Status: 03/17/2023 10:10 PM
Once again, many French people demonstrated on the Place de la Concorde in Paris against the planned pension reform. They called for President Macron’s resignation. Police used tear gas after the clashes.
Clashes took place in the evening between opponents of pension reform and police officers in Paris. Police used tear gas against protesters who had gathered in the Place de la Concorde, near the Parliament building, and threw cobblestones and firecrackers at police officers. Things were also set on fire.
Some demonstrators chanted “Macron, resign!” They are facing a line of police officers. The clashes followed similar protests on Thursday after President Emmanuel Macron decided to pass controversial pension reforms without a parliamentary vote.
There were also protests in other cities, such as Bordeaux, Lyon and Strasbourg.
Motions of no confidence after controversial approval of pension reform in France
Sabine Rao, ARD Paris, Daily News at 4:00 PM, March 17, 2023
Unions want to continue mobilizing
The French insist on maintaining the official retirement age of 62, which is among the lowest in OECD countries. According to a survey, more than eight out of ten French people are unhappy with Macron’s decision to increase the retirement age without a parliamentary vote.
A broad coalition of France’s main unions said it would continue to mobilize to force a rollback of the changes.

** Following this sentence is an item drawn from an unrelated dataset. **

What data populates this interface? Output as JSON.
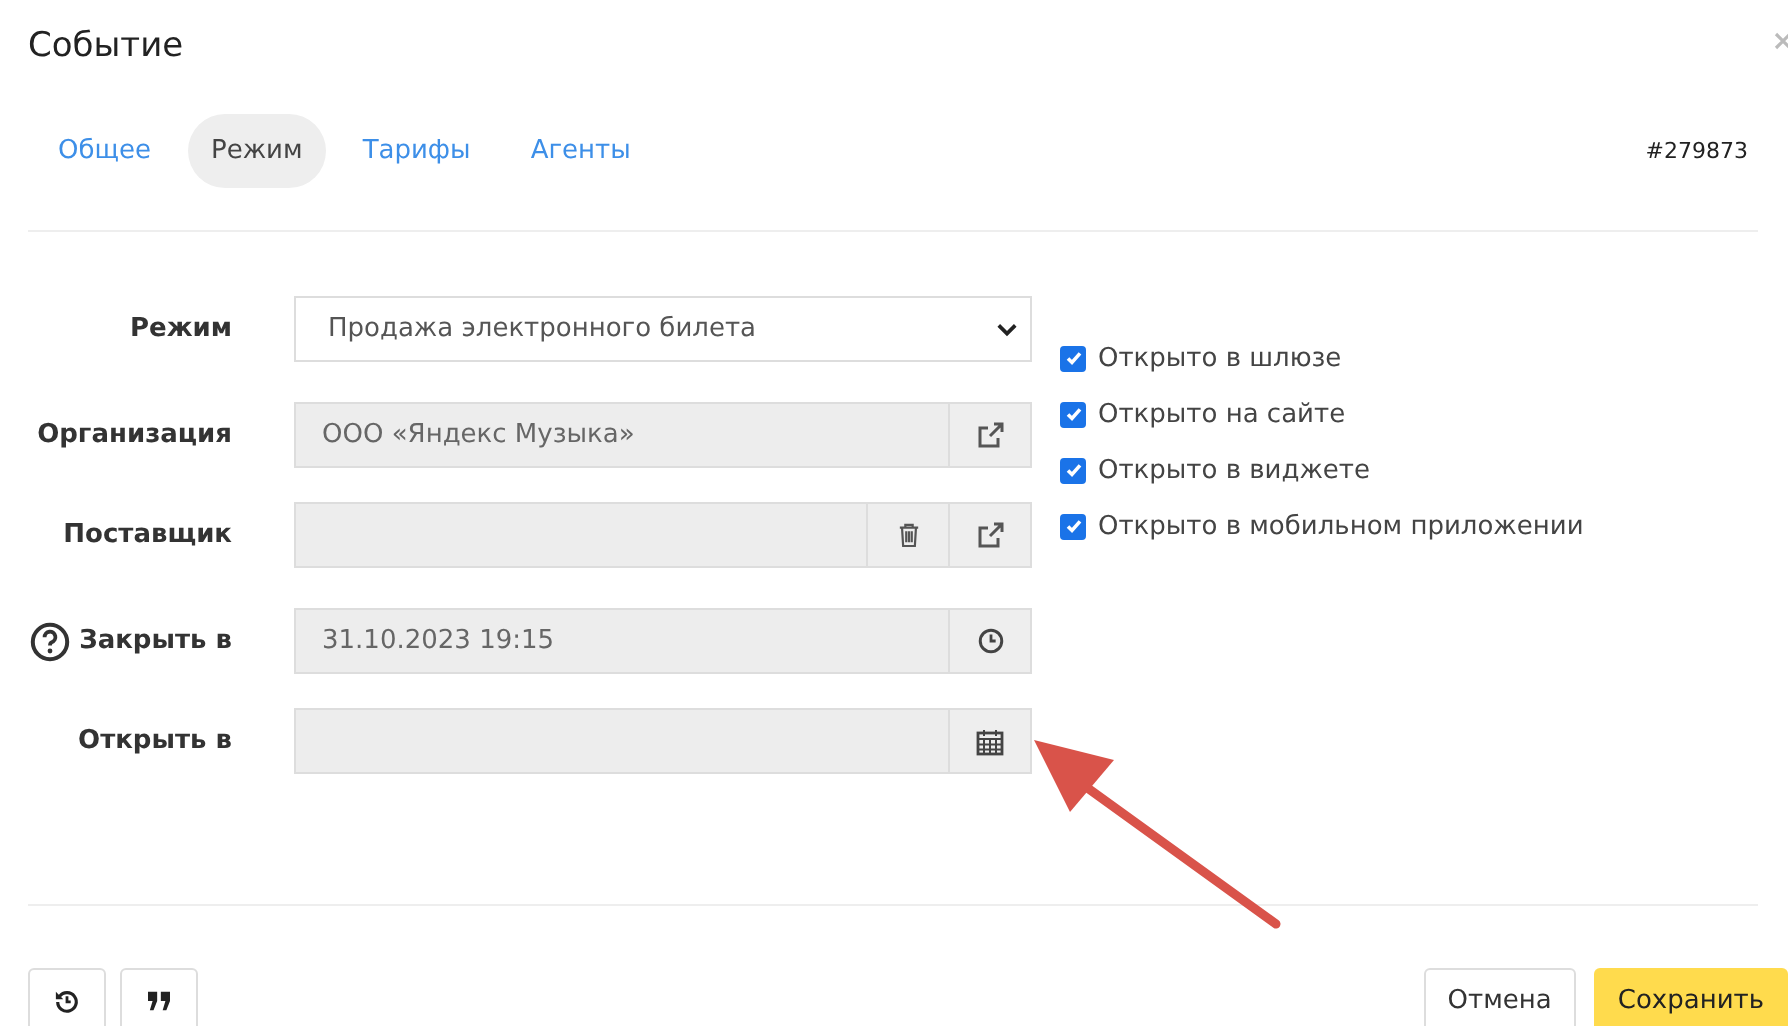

Protests are planned for this weekend – and a new nationwide strike day is scheduled for Thursday. Teachers’ unions have called for strikes over the next week that could disrupt symbolic secondary school exams.
Requests of no confidence in the government
Two motions of no-confidence have been submitted against the government in the dispute over pension reform. According to its leader, Bertrand Puncher, the proposal of Lleut’s liberal faction was also signed by deputies from the left-wing Nobis coalition. The right-wing National Rally, headed by Marine Le Pen, also filed a motion of no-confidence. It is expected to be voted on on Monday.
For a motion of no confidence to succeed, it needs an absolute majority of members of parliament. In this case, the reform will be rejected and the government will have to resign. President Macron could then appoint a new prime minister or call new elections. However, success is considered unlikely. If a motion of no confidence does not obtain the required majority, the reform is passed.